--- DATA SUPPLIED ---
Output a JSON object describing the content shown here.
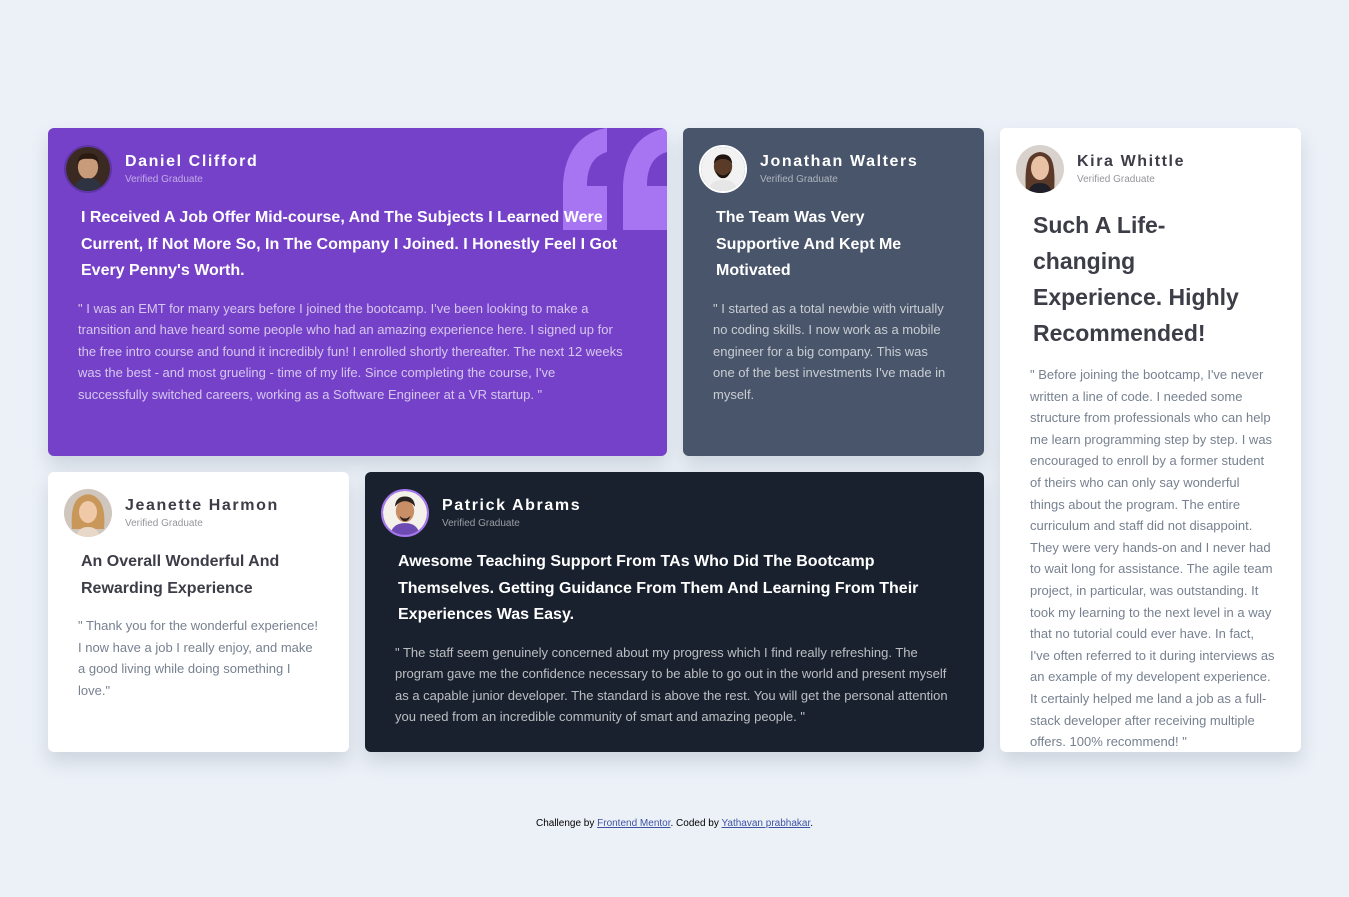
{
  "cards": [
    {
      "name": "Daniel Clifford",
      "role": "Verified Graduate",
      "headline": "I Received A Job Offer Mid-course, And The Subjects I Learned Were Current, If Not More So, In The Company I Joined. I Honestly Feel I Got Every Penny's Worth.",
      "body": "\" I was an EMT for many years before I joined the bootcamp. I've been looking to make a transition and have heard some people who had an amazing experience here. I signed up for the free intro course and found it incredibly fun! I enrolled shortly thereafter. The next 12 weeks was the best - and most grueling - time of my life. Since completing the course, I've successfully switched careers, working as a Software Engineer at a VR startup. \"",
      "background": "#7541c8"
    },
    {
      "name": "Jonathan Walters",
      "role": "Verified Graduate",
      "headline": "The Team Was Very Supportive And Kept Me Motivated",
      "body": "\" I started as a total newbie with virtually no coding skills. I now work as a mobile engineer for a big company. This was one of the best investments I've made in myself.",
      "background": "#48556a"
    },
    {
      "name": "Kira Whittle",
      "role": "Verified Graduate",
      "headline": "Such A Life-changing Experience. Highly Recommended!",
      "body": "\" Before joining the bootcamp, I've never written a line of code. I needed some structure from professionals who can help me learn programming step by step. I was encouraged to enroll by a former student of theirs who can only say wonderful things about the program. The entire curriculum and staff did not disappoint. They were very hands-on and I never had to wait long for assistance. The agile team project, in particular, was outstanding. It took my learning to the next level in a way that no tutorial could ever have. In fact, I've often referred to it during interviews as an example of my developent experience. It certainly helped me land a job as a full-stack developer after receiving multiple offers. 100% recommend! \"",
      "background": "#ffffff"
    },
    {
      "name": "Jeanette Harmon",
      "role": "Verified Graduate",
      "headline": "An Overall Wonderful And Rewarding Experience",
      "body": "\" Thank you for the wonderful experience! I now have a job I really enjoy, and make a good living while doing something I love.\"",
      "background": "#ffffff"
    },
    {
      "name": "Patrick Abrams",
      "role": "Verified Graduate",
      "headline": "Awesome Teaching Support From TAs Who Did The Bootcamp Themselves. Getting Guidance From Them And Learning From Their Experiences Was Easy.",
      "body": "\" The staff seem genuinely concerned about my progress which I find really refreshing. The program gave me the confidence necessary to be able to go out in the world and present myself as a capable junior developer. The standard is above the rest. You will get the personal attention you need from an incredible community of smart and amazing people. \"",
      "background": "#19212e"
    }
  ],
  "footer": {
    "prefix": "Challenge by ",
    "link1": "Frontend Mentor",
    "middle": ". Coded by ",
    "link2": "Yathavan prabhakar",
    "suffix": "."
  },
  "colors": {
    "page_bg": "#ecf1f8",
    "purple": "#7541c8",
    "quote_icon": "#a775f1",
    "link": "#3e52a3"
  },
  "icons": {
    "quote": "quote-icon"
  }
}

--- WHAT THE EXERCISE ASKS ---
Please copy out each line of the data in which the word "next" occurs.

--- THE COMPLETED TASK ---
      "body": "\" I was an EMT for many years before I joined the bootcamp. I've been looking to make a transition and have heard some people who had an amazing experience here. I signed up for the free intro course and found it incredibly fun! I enrolled shortly thereafter. The next 12 weeks was the best - and most grueling - time of my life. Since completing the course, I've successfully switched careers, working as a Software Engineer at a VR startup. \"",
      "body": "\" Before joining the bootcamp, I've never written a line of code. I needed some structure from professionals who can help me learn programming step by step. I was encouraged to enroll by a former student of theirs who can only say wonderful things about the program. The entire curriculum and staff did not disappoint. They were very hands-on and I never had to wait long for assistance. The agile team project, in particular, was outstanding. It took my learning to the next level in a way that no tutorial could ever have. In fact, I've often referred to it during interviews as an example of my developent experience. It certainly helped me land a job as a full-stack developer after receiving multiple offers. 100% recommend! \"",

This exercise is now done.